People with Parkinson’s disease tend to have increased metabolic rates: That is, the body burns more energy at rest than the normal body does. In many people with Parkinson’s, tremor or medication induced dyskinesias are readily identifiable causes, but for many others the reasons for this phenomenon are unclear. Many scientists believe it is primarily a manifestation of mitochondrial dysfunction. Mitochondria, small structures within cells, produce the energy sources that cells need to function. The main source is a chemical called adenosine triphosphate (ATP). Researchers suspect that disruptions in the MITOCHONDRIAL electron transport chain known to occur in Parkinson’s disease affect many aspects of metabolism.

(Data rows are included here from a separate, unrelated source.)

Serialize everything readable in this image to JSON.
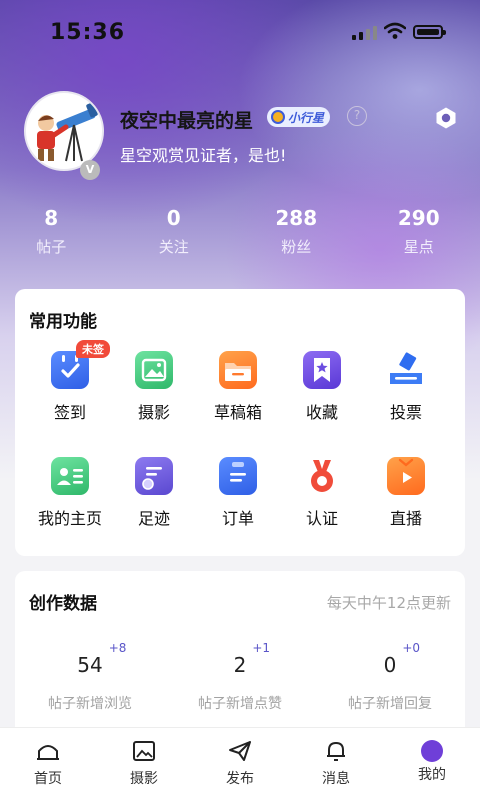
{
  "status_bar": {
    "time": "15:36"
  },
  "profile": {
    "name": "夜空中最亮的星",
    "level_badge": "小行星",
    "bio": "星空观赏见证者，是也!",
    "verified_mark": "V"
  },
  "stats": [
    {
      "value": "8",
      "label": "帖子"
    },
    {
      "value": "0",
      "label": "关注"
    },
    {
      "value": "288",
      "label": "粉丝"
    },
    {
      "value": "290",
      "label": "星点"
    }
  ],
  "common_functions": {
    "title": "常用功能",
    "checkin_tag": "未签",
    "items": [
      {
        "label": "签到",
        "icon": "calendar-check-icon",
        "color": "#3d6bf0"
      },
      {
        "label": "摄影",
        "icon": "photo-icon",
        "color": "#34c47a"
      },
      {
        "label": "草稿箱",
        "icon": "folder-icon",
        "color": "#ff7a2e"
      },
      {
        "label": "收藏",
        "icon": "bookmark-star-icon",
        "color": "#6b4de0"
      },
      {
        "label": "投票",
        "icon": "ballot-icon",
        "color": "#2f6df0"
      },
      {
        "label": "我的主页",
        "icon": "profile-card-icon",
        "color": "#34c47a"
      },
      {
        "label": "足迹",
        "icon": "footprint-icon",
        "color": "#6a55d8"
      },
      {
        "label": "订单",
        "icon": "clipboard-icon",
        "color": "#3d6bf0"
      },
      {
        "label": "认证",
        "icon": "medal-icon",
        "color": "#f04c3a"
      },
      {
        "label": "直播",
        "icon": "tv-play-icon",
        "color": "#ff7a2e"
      }
    ]
  },
  "creation_data": {
    "title": "创作数据",
    "update_note": "每天中午12点更新",
    "metrics": [
      {
        "value": "54",
        "delta": "+8",
        "label": "帖子新增浏览"
      },
      {
        "value": "2",
        "delta": "+1",
        "label": "帖子新增点赞"
      },
      {
        "value": "0",
        "delta": "+0",
        "label": "帖子新增回复"
      }
    ]
  },
  "tabbar": [
    {
      "label": "首页",
      "icon": "home-icon"
    },
    {
      "label": "摄影",
      "icon": "image-icon"
    },
    {
      "label": "发布",
      "icon": "send-icon"
    },
    {
      "label": "消息",
      "icon": "bell-icon"
    },
    {
      "label": "我的",
      "icon": "mine-icon",
      "active": true
    }
  ]
}
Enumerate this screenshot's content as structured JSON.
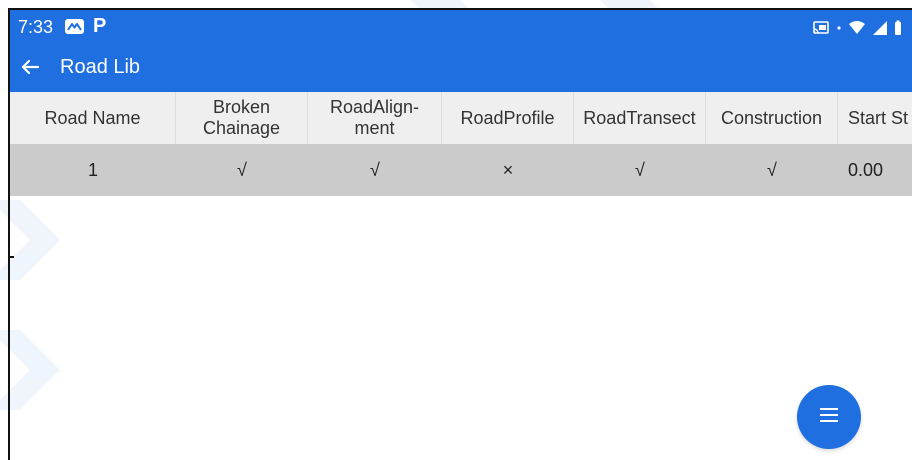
{
  "status_bar": {
    "time": "7:33",
    "left_icons": [
      "mail-icon",
      "p-icon"
    ],
    "right_icons": [
      "cast-icon",
      "wifi-icon",
      "signal-icon",
      "battery-icon"
    ]
  },
  "app_bar": {
    "title": "Road Lib",
    "back_icon": "arrow-back-icon",
    "color": "#1f6fe0"
  },
  "table": {
    "headers": [
      "Road Name",
      "Broken Chainage",
      "RoadAlign-ment",
      "RoadProfile",
      "RoadTransect",
      "Construction",
      "Start St"
    ],
    "header_lines": [
      [
        "Road Name"
      ],
      [
        "Broken",
        "Chainage"
      ],
      [
        "RoadAlign-",
        "ment"
      ],
      [
        "RoadProfile"
      ],
      [
        "RoadTransect"
      ],
      [
        "Construction"
      ],
      [
        "Start St"
      ]
    ],
    "rows": [
      {
        "road_name": "1",
        "broken_chainage": "√",
        "road_alignment": "√",
        "road_profile": "×",
        "road_transect": "√",
        "construction": "√",
        "start": "0.00"
      }
    ],
    "header_bg": "#efefef",
    "selected_row_bg": "#cbcbcb"
  },
  "fab": {
    "icon": "menu-icon",
    "color": "#1f6fe0"
  }
}
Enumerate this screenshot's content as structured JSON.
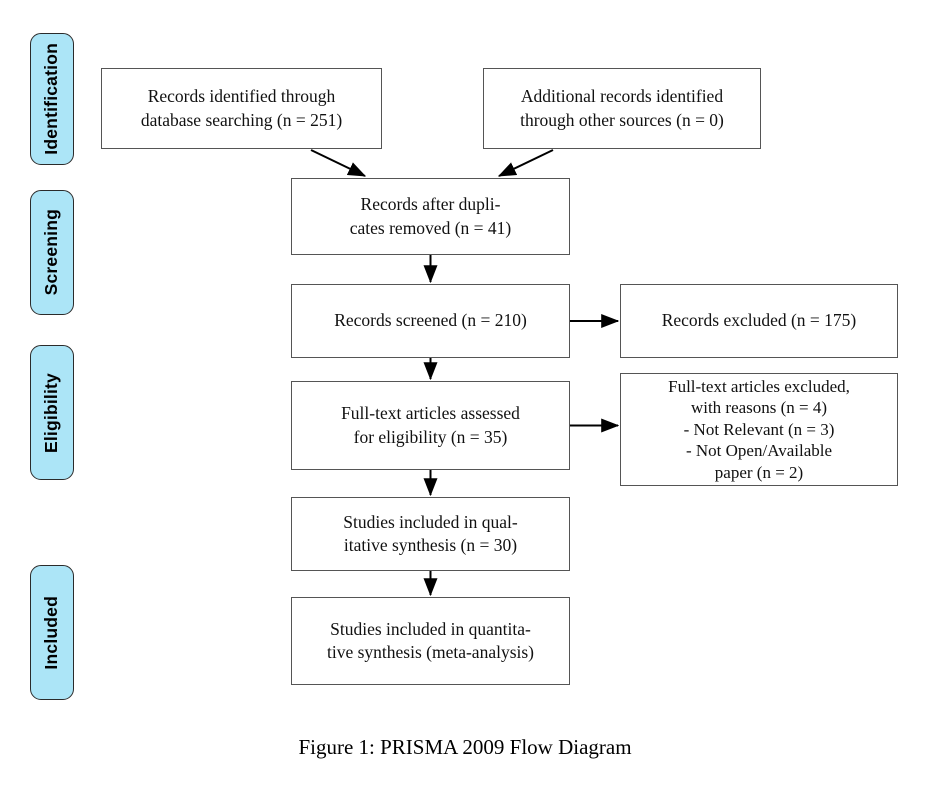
{
  "figure": {
    "caption": "Figure 1: PRISMA 2009 Flow Diagram",
    "colors": {
      "phase_pill_fill": "#ace5f7",
      "phase_pill_border": "#2b2b2b",
      "box_border": "#555555",
      "box_fill": "#ffffff",
      "arrow": "#000000",
      "text": "#000000",
      "background": "#ffffff"
    }
  },
  "phases": [
    {
      "id": "identification",
      "label": "Identification"
    },
    {
      "id": "screening",
      "label": "Screening"
    },
    {
      "id": "eligibility",
      "label": "Eligibility"
    },
    {
      "id": "included",
      "label": "Included"
    }
  ],
  "boxes": {
    "records_identified": {
      "id": "records-identified",
      "text": "Records identified through\ndatabase searching (n = 251)",
      "n": 251,
      "phase": "identification"
    },
    "additional_records": {
      "id": "additional-records",
      "text": "Additional records identified\nthrough other sources (n = 0)",
      "n": 0,
      "phase": "identification"
    },
    "duplicates_removed": {
      "id": "records-after-duplicates-removed",
      "text": "Records after dupli-\ncates removed (n = 41)",
      "n": 41,
      "phase": "screening"
    },
    "records_screened": {
      "id": "records-screened",
      "text": "Records screened (n = 210)",
      "n": 210,
      "phase": "screening"
    },
    "records_excluded": {
      "id": "records-excluded",
      "text": "Records excluded (n = 175)",
      "n": 175,
      "phase": "screening"
    },
    "fulltext_assessed": {
      "id": "full-text-articles-assessed",
      "text": "Full-text articles assessed\nfor eligibility (n = 35)",
      "n": 35,
      "phase": "eligibility"
    },
    "fulltext_excluded": {
      "id": "full-text-articles-excluded",
      "text": "Full-text articles excluded,\nwith reasons (n = 4)\n- Not Relevant (n = 3)\n- Not Open/Available\npaper (n = 2)",
      "n": 4,
      "reasons": [
        {
          "label": "Not Relevant",
          "n": 3
        },
        {
          "label": "Not Open/Available paper",
          "n": 2
        }
      ],
      "phase": "eligibility"
    },
    "qualitative": {
      "id": "studies-included-qualitative",
      "text": "Studies included in qual-\nitative synthesis (n = 30)",
      "n": 30,
      "phase": "included"
    },
    "quantitative": {
      "id": "studies-included-quantitative",
      "text": "Studies included in quantita-\ntive synthesis (meta-analysis)",
      "n": null,
      "phase": "included"
    }
  },
  "flows": [
    {
      "from": "records_identified",
      "to": "duplicates_removed",
      "kind": "diagonal"
    },
    {
      "from": "additional_records",
      "to": "duplicates_removed",
      "kind": "diagonal"
    },
    {
      "from": "duplicates_removed",
      "to": "records_screened",
      "kind": "vertical"
    },
    {
      "from": "records_screened",
      "to": "records_excluded",
      "kind": "horizontal"
    },
    {
      "from": "records_screened",
      "to": "fulltext_assessed",
      "kind": "vertical"
    },
    {
      "from": "fulltext_assessed",
      "to": "fulltext_excluded",
      "kind": "horizontal"
    },
    {
      "from": "fulltext_assessed",
      "to": "qualitative",
      "kind": "vertical"
    },
    {
      "from": "qualitative",
      "to": "quantitative",
      "kind": "vertical"
    }
  ]
}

Metabolic needs increase under numerous circumstances in health, such as during pregnancy and as a result of moderate to strenuous physical activity. The normal mechanism for responding is an increase in appetite, which causes the person to eat more and supply additional calories to the body. The person with Parkinson’s has various impediments to this mechanism, including changes in taste that affect preferences and the desire to eat, difficulty with the mechanics of eating including chewing and swallowing (foods that are nutrient-dense also are more difficult to eat), and slowed gastrointestinal function (as a result of the neuro-muscular effects of the Parkinson’s and associated degeneration of the autonomic nervous system). Many people acquire a craving for sweets in the later stages of Parkinson’s, which some scientists believe is the body’s attempt to increase caloric intake to accommodate increased metabolic needs. However, the result is further disruption of metabolic processes because carbohydrates alone cannot supply the body’s nutritional needs.